* _DIRECTIONS FOR THIS TASK_:
Every line below that holds the string "JSON" should be copied out.

* _PROVIDED RECORDS_:
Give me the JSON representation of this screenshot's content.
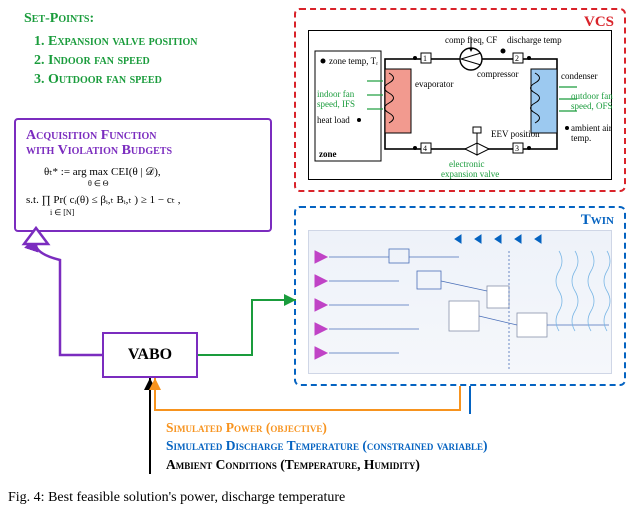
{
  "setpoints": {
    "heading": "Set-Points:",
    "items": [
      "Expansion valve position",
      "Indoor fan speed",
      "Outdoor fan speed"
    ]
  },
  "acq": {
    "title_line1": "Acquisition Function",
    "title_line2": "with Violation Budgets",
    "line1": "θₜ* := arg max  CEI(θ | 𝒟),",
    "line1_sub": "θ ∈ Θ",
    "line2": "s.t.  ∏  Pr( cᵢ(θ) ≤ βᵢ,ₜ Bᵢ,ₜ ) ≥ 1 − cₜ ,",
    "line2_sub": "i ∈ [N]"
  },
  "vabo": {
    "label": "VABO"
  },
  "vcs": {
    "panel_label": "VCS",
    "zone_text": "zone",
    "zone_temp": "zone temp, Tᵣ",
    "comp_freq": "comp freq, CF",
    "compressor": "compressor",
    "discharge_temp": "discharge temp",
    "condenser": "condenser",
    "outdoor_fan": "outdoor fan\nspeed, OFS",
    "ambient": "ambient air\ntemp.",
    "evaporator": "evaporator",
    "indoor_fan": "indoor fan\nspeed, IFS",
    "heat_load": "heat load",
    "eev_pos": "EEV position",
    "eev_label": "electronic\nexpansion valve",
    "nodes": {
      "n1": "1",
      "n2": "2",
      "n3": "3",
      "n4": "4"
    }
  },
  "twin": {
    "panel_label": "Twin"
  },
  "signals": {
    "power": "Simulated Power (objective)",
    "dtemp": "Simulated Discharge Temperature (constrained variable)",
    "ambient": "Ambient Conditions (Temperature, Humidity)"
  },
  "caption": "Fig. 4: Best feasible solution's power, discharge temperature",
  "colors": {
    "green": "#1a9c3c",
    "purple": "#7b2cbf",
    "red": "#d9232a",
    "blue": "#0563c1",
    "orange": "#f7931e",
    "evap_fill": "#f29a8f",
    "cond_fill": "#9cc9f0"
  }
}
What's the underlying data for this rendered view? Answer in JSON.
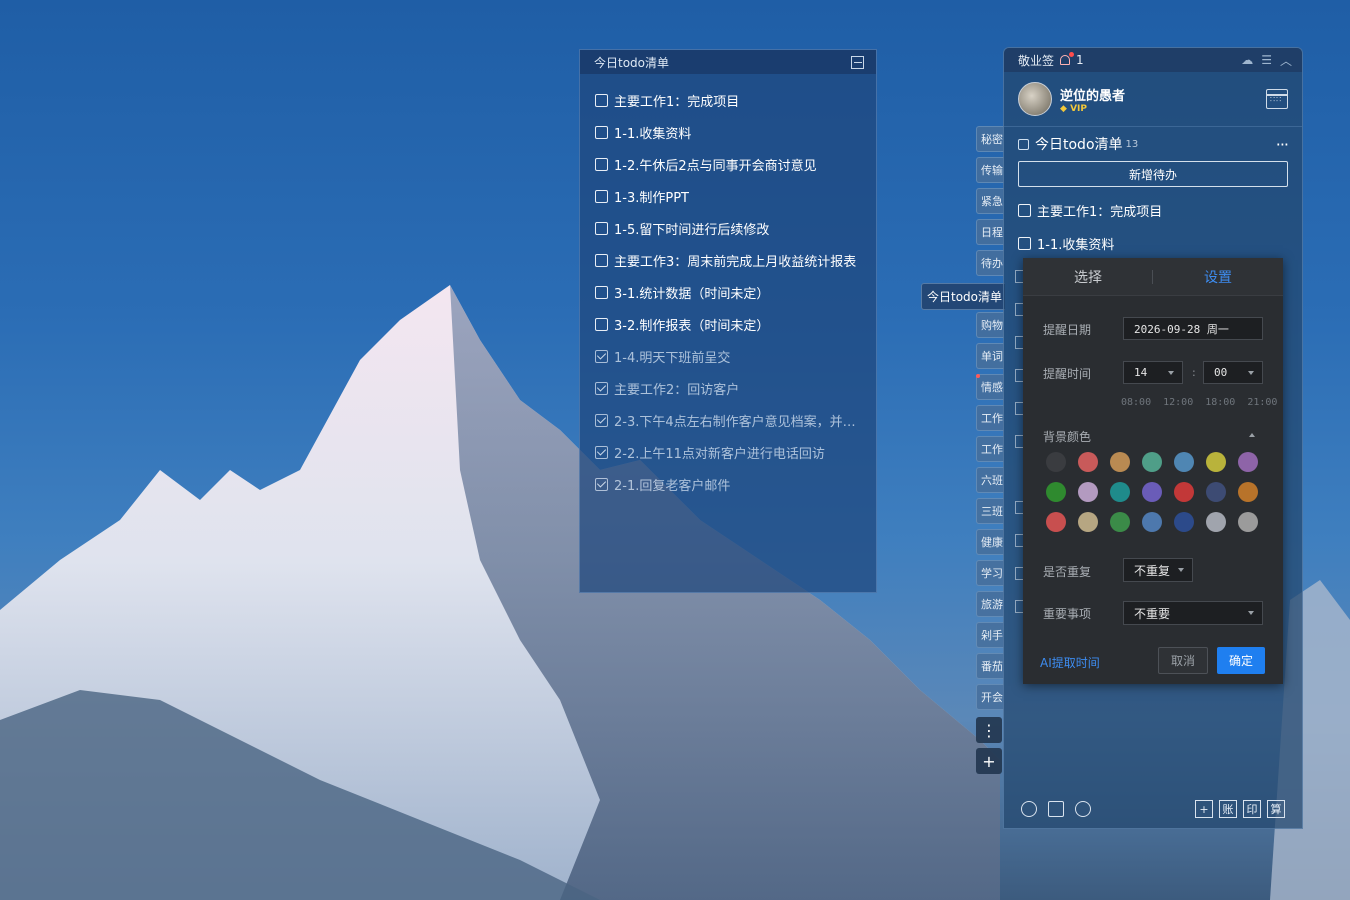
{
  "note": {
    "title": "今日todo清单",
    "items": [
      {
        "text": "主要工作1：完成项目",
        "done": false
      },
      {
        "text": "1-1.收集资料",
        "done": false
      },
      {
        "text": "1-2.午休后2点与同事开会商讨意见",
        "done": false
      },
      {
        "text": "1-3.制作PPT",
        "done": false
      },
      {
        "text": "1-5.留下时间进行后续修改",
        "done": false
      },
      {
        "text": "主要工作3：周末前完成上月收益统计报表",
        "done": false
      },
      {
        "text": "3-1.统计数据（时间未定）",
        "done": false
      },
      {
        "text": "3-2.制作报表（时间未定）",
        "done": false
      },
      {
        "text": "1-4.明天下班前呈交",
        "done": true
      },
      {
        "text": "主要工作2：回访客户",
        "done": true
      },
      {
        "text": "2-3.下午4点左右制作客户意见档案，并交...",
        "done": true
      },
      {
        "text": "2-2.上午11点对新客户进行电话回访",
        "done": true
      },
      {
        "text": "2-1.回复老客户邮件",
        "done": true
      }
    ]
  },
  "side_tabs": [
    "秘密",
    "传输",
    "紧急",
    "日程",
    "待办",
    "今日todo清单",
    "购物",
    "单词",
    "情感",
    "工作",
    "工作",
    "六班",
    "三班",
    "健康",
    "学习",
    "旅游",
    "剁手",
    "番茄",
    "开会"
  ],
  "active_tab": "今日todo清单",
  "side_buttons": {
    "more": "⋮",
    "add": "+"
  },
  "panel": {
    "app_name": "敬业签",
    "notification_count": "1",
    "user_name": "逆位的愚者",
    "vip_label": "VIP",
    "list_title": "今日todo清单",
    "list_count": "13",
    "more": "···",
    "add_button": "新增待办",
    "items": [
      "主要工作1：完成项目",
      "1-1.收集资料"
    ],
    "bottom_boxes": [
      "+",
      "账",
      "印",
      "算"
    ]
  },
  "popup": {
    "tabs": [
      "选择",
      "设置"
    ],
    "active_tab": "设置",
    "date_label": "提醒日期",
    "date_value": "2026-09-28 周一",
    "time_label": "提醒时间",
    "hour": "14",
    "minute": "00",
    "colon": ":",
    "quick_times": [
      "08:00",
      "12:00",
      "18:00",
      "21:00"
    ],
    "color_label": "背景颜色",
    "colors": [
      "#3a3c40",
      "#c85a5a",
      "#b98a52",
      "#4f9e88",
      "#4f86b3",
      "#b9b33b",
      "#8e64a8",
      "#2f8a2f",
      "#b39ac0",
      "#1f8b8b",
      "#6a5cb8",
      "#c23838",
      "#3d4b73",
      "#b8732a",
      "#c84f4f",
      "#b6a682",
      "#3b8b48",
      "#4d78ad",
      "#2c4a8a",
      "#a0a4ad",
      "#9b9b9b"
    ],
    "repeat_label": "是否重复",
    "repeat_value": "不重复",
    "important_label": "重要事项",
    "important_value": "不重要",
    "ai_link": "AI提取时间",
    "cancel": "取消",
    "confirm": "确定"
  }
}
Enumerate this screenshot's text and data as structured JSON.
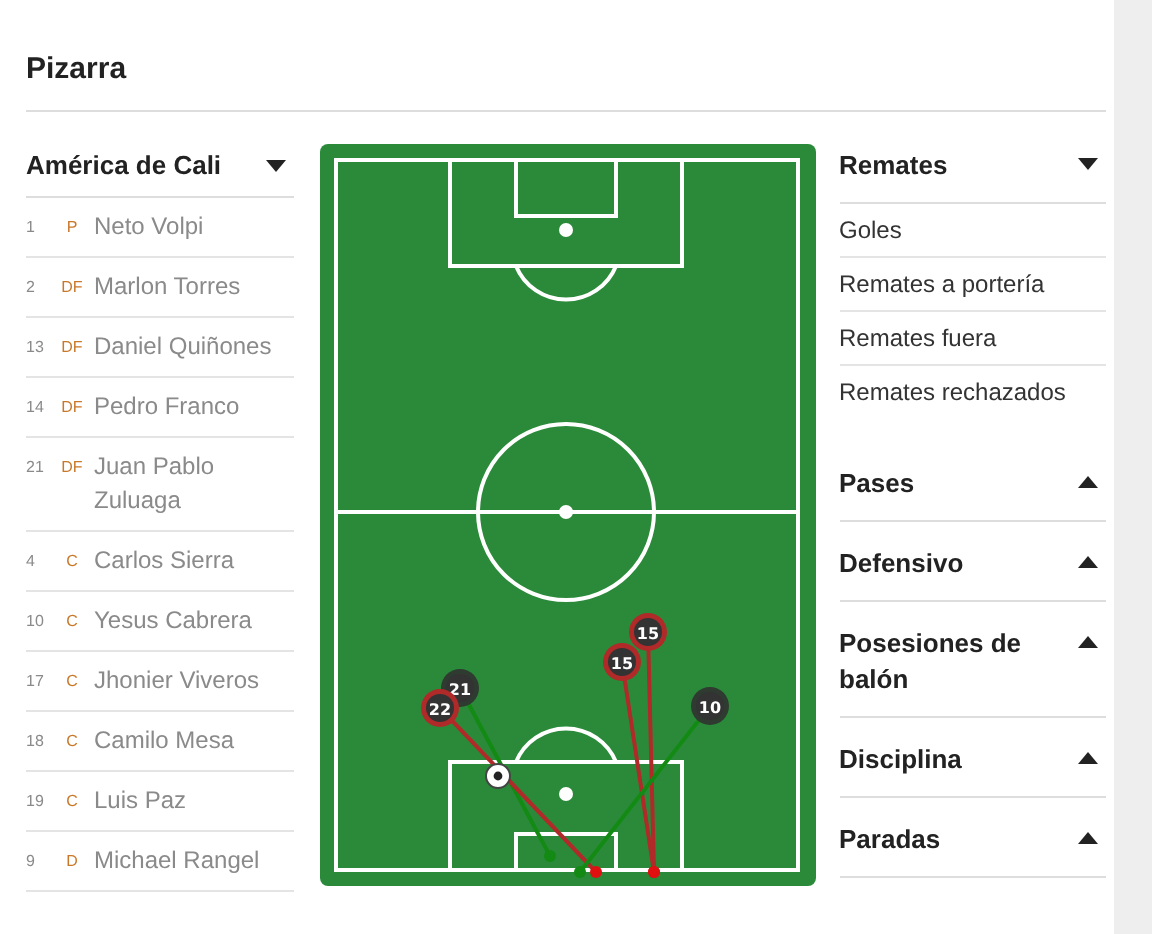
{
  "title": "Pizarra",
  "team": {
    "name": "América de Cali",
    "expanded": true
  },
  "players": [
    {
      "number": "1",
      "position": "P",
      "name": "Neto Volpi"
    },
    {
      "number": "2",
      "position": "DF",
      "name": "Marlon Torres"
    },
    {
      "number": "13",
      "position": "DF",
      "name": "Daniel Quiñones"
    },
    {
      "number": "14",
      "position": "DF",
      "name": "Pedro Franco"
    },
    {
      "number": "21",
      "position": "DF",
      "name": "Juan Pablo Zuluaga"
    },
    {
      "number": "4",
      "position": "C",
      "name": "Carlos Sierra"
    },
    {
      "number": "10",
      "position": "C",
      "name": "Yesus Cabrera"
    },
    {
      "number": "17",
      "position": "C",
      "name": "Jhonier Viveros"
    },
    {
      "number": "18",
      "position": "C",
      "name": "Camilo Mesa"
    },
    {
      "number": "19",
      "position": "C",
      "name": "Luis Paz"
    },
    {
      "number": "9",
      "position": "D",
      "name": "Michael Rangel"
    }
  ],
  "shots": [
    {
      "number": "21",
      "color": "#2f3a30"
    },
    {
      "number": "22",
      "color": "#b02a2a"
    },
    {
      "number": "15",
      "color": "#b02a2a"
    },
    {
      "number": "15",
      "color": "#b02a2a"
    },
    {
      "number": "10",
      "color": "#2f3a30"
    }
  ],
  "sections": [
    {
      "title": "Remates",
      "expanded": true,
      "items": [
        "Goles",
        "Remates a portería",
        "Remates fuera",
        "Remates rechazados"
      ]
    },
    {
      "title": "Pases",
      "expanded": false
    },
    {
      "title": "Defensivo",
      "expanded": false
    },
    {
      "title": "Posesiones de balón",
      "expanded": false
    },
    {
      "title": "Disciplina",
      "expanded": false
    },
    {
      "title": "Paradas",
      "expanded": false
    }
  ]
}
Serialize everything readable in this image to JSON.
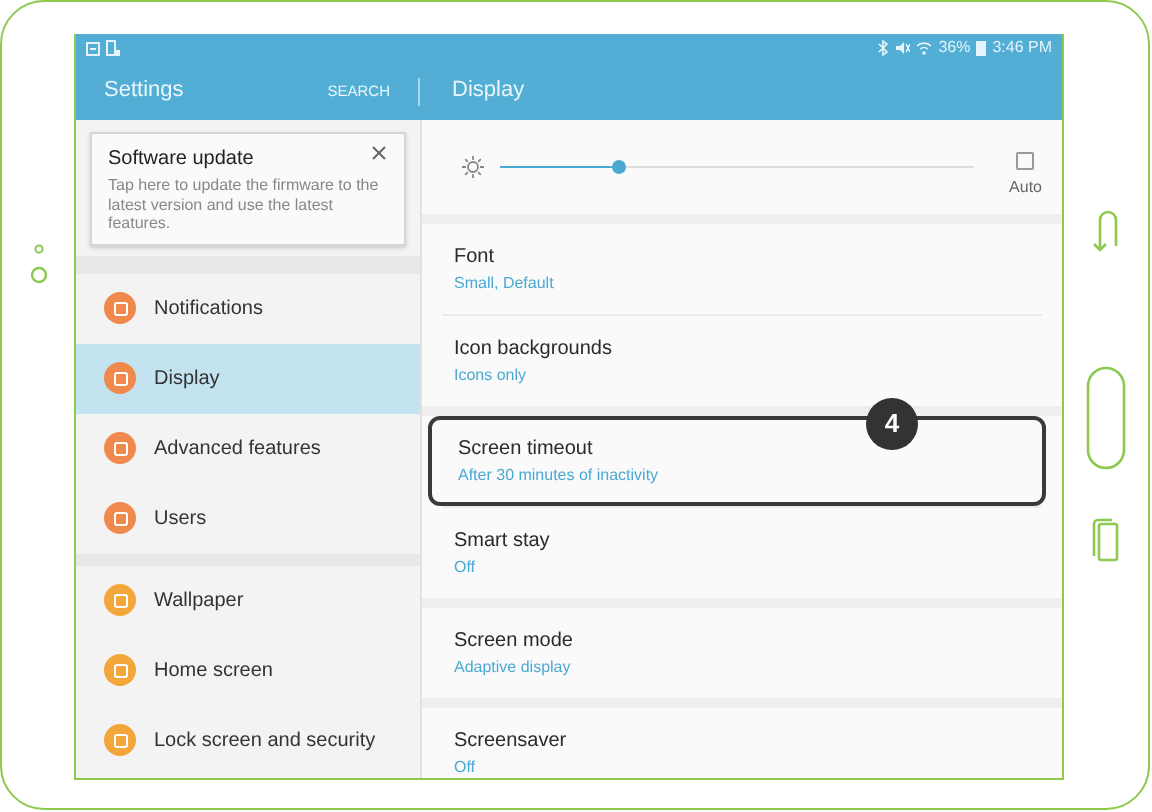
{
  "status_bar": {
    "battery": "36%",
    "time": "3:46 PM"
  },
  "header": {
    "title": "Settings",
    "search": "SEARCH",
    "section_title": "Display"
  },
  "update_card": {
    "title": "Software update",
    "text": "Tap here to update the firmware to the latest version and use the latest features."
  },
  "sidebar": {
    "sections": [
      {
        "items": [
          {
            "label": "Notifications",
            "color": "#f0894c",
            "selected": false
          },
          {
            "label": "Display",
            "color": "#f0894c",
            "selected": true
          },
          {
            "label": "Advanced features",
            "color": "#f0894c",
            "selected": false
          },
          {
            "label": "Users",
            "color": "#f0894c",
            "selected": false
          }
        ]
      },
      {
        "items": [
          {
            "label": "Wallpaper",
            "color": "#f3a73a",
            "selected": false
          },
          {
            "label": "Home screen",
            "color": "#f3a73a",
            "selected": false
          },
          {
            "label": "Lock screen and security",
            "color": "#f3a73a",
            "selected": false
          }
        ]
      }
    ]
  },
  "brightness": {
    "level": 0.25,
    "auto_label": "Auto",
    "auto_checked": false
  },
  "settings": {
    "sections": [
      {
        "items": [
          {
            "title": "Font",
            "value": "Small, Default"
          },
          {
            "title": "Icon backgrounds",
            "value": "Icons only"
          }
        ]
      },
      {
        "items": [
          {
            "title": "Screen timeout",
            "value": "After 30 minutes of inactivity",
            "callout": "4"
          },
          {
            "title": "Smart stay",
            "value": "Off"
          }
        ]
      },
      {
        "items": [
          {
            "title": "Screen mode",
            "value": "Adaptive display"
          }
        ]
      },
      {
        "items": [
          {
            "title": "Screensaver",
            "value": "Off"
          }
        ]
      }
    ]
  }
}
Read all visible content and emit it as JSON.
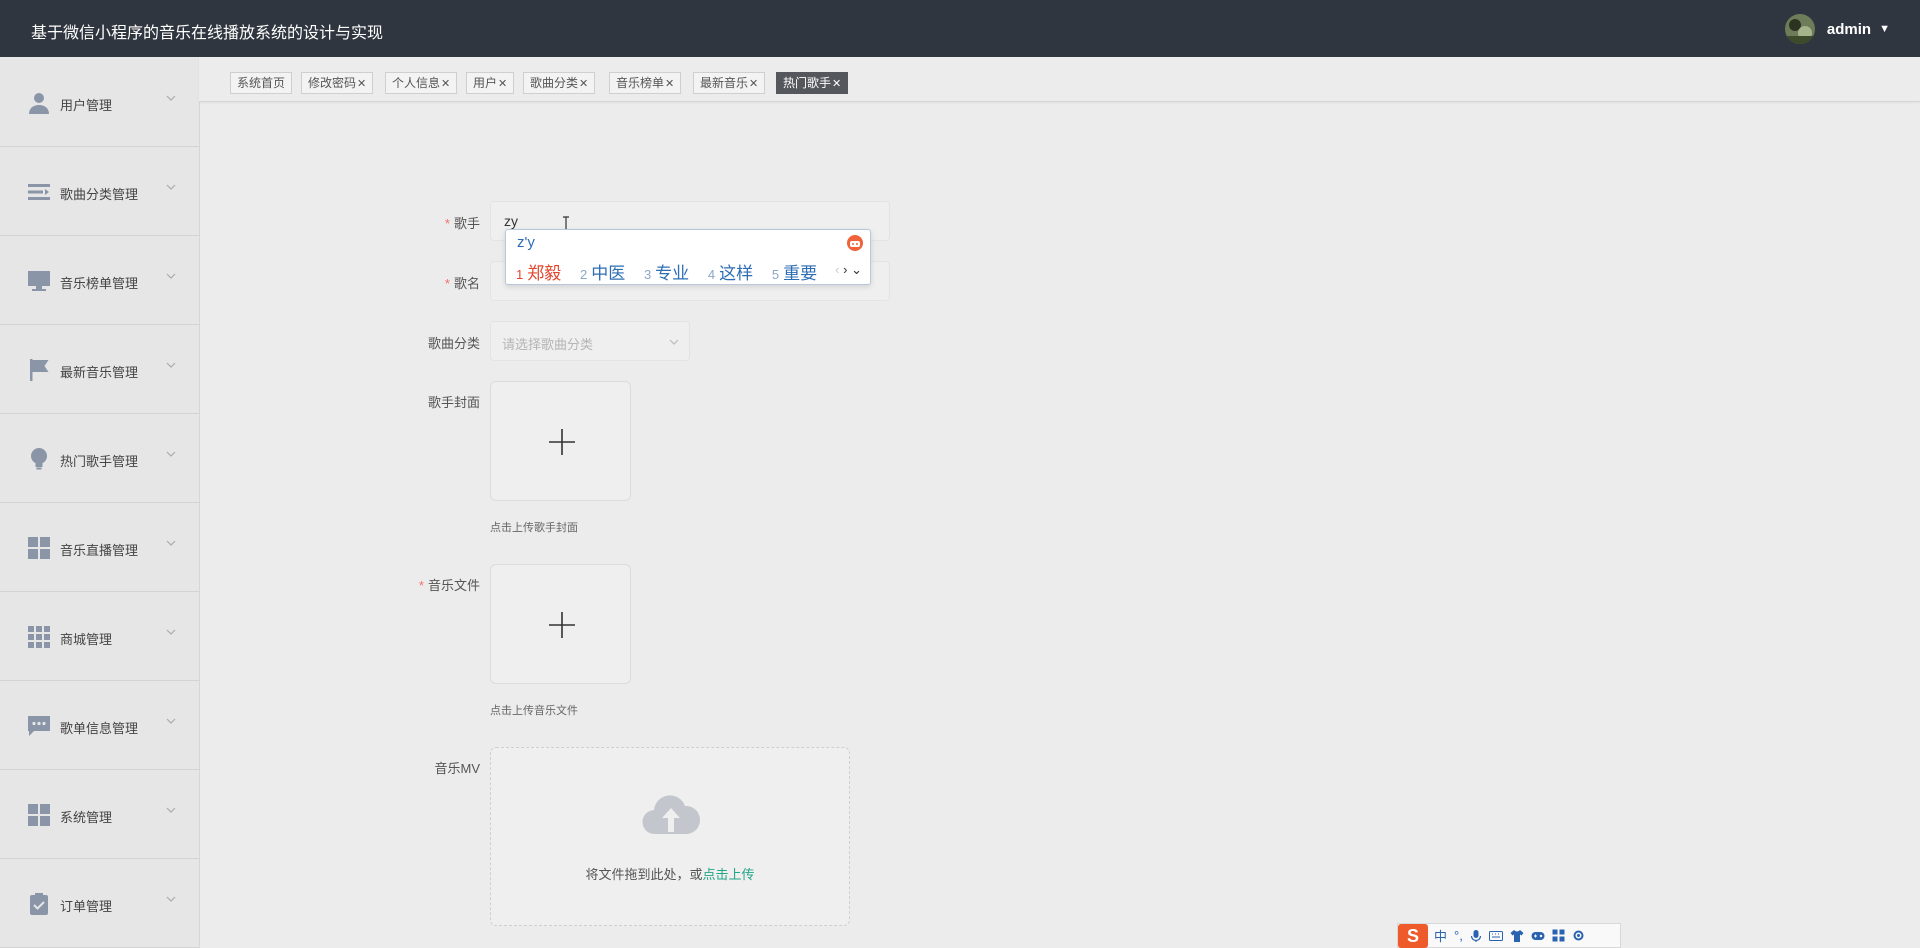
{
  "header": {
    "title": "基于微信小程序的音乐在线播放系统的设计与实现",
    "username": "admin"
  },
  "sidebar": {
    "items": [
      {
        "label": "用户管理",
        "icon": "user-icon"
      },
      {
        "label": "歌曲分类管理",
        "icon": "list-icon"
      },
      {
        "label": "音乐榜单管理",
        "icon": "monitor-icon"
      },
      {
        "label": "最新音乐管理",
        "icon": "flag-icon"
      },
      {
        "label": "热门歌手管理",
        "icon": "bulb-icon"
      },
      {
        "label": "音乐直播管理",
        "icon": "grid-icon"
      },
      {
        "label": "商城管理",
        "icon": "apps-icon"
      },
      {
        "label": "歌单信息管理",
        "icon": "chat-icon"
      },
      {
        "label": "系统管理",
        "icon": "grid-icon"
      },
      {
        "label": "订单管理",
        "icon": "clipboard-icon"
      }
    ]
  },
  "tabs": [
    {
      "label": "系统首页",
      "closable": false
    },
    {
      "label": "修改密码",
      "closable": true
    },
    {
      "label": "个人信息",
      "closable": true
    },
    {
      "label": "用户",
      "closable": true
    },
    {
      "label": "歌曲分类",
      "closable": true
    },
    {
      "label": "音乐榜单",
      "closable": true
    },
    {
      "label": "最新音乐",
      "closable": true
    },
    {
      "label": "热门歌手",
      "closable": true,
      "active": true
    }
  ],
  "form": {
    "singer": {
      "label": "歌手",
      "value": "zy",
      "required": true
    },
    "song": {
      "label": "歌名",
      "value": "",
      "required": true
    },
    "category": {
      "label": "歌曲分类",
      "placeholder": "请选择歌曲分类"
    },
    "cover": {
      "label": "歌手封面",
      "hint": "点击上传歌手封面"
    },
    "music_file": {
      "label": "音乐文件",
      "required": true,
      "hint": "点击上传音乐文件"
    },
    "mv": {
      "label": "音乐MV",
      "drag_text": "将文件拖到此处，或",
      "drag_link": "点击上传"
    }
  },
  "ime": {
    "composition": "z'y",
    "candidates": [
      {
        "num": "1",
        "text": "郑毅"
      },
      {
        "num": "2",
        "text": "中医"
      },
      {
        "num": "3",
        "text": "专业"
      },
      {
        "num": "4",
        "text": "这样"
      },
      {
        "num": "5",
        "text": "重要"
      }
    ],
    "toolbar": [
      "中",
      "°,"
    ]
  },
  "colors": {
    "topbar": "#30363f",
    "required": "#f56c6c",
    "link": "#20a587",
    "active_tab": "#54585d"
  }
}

* _TASK ANSWER_:
Give me the JSON representation of this screenshot's content.
What's the underlying data for this rendered view? Answer in JSON.
Enumerate this screenshot's text and data as structured JSON.
Serialize everything readable in this image to JSON.
Read all visible content and emit it as JSON.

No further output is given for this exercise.